National Parks in South Dakota
Exploring Mount Rushmore
State historian Doane Robinson was determined to attract tourists to South Dakota. Literally his big idea was to carve the resemblances of Meriwether Lewis and William Clark, Oglala chief ‘Red Cloud,’ and showman ‘Buffalo Bill’ Cody into the Needles in the Black Hills, a granite pillar. Within a year, he convinced Gutzon Borglum to accept the commission. Borglum had two requirements, first, he considered the pitted and eroded needles were unsuitable for carving and suggested Mount Rushmore’s southeast face instead. Second, he suggested replacing Wild West legends with presidents. And so began the nation’s grandest monument.
There were 400 workers who spent 14 years carving the faces of four presidents into Rushmore’s granite. George Washington, Thomas Jefferson, Abraham Lincoln, and Theodore Roosevelt were chosen for defending and expanding the American republic. The faces were carved from the hard rock using dynamite and drills.

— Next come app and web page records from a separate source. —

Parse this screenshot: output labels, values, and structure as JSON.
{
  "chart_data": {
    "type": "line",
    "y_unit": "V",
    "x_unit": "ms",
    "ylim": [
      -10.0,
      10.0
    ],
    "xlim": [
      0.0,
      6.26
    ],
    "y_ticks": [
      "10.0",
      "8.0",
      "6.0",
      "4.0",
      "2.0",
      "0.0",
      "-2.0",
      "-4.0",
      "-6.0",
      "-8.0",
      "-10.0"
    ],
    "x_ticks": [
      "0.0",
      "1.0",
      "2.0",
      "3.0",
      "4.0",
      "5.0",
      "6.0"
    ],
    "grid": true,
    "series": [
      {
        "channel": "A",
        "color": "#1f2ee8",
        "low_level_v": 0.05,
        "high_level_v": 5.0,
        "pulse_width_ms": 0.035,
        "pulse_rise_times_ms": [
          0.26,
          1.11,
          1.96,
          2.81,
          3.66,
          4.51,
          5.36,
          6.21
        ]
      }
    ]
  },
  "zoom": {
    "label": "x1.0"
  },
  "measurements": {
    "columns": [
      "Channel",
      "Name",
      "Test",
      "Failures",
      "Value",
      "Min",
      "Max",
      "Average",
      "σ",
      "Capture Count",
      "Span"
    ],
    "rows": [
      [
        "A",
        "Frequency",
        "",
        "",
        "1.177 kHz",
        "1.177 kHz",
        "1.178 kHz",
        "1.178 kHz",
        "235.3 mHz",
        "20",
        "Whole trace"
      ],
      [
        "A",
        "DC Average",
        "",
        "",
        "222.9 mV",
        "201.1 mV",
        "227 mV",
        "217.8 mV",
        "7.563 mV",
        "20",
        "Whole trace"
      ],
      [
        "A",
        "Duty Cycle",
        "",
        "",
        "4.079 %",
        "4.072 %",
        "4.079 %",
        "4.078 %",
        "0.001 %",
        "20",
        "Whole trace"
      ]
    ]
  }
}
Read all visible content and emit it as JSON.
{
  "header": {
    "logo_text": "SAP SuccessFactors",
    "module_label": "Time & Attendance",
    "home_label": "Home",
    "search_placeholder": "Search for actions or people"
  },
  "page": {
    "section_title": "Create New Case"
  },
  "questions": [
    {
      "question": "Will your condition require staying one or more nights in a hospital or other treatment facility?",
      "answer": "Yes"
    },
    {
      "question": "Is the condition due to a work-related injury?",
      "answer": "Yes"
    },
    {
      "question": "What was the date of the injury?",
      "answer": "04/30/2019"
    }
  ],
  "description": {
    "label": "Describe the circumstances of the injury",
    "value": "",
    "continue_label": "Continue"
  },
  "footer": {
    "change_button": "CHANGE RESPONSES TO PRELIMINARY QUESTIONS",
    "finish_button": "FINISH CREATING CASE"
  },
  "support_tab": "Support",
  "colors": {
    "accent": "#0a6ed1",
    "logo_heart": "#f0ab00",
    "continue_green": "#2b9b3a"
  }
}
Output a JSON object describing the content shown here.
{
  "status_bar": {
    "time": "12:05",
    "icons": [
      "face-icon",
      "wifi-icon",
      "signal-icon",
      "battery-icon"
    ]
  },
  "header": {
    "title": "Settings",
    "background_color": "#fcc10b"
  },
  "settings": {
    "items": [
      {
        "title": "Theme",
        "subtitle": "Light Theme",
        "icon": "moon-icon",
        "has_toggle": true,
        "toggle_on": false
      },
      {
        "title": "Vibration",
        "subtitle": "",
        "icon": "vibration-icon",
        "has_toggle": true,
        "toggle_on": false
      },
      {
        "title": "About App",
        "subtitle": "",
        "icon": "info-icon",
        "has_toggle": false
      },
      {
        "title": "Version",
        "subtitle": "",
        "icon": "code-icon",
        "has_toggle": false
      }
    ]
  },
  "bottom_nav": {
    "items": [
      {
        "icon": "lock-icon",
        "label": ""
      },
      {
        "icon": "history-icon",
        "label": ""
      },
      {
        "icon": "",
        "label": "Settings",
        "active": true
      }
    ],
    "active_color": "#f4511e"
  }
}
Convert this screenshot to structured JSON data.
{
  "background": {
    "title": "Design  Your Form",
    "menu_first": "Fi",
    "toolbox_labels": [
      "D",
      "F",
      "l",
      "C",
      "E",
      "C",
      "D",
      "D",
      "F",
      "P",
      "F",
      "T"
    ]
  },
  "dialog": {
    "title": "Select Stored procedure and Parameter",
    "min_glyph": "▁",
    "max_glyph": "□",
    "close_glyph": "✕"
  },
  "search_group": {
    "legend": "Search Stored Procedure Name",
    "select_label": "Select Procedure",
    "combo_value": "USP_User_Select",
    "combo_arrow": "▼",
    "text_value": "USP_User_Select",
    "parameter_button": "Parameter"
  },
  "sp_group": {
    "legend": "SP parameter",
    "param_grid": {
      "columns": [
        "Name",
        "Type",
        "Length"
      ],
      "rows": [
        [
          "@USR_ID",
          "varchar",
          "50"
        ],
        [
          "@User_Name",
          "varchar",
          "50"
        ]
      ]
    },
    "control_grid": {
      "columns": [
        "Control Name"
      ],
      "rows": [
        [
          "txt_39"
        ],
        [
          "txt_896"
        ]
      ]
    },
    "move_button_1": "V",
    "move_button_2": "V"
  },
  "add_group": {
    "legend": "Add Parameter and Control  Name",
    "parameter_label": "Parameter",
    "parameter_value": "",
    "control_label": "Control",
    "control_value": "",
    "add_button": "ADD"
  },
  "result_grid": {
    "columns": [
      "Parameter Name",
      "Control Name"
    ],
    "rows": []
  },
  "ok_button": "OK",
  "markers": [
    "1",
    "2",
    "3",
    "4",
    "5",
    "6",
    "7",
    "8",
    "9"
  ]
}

However, Borglum didn’t finish his work. Lincoln took over and finished the job six months after his death in March 1941. The elder Borglum wanted to depict the presidents to their waists and add a Louisiana Purchase panel to honor American expansion. These suggestions were quickly dismissed due to cost, as was the campaign to add women’s suffrage activist Susan Anthony.
Mount Rushmore is a magnificent shrine to American democracy despite being incomplete. To understand the scale of the achievement, visit the Lincoln Borglum Museum with its fancy multimedia exhibits – push the explosive plunger to re-create dynamite blasting Mount Rushmore and see where Gutzon Borglum worked on scale models of the mountain. From Grand View Terrace, get up close and personal with each of the four faces on the Presidential Trail. This half-mile trail passes close to each face and offers a chance to spot a soaring bald eagle, the national animal of the U.S. However, many Native Americans consider the Black Hills sacred territory and see the sculpture as a seizure of their land. Few should rush to the Black Hills. Current erosion rates suggest the four 20-foot presidential noses will be gone in 2.4 million years.